#### [Directions]
Answer with a bare number: the count of lines in the data below that contain the word "text".
== Segment start ==
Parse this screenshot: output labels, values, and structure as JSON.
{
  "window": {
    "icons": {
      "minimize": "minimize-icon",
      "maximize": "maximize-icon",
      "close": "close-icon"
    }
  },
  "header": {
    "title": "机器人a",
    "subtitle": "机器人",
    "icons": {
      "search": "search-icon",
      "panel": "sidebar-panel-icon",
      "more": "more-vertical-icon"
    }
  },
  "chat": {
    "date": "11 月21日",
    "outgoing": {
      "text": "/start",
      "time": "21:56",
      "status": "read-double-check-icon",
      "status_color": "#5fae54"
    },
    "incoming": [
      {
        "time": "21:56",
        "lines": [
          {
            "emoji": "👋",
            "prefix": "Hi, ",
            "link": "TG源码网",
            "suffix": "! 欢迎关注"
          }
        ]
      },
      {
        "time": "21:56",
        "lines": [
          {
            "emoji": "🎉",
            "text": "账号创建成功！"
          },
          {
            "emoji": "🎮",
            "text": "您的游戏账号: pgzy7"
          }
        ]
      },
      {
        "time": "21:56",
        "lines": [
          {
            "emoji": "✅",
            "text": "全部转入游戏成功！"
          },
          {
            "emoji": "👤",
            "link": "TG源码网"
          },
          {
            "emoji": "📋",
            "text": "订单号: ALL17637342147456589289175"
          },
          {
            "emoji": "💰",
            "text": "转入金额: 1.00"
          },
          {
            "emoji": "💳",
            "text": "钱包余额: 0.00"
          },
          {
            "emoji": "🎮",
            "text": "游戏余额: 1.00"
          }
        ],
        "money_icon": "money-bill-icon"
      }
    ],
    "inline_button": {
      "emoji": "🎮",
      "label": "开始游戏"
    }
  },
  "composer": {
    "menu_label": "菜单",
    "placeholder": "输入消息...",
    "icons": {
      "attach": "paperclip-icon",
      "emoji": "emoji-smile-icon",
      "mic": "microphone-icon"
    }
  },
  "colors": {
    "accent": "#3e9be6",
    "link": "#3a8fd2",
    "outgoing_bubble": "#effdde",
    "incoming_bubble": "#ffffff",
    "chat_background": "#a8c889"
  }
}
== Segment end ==
#### [Solution to the problem]
8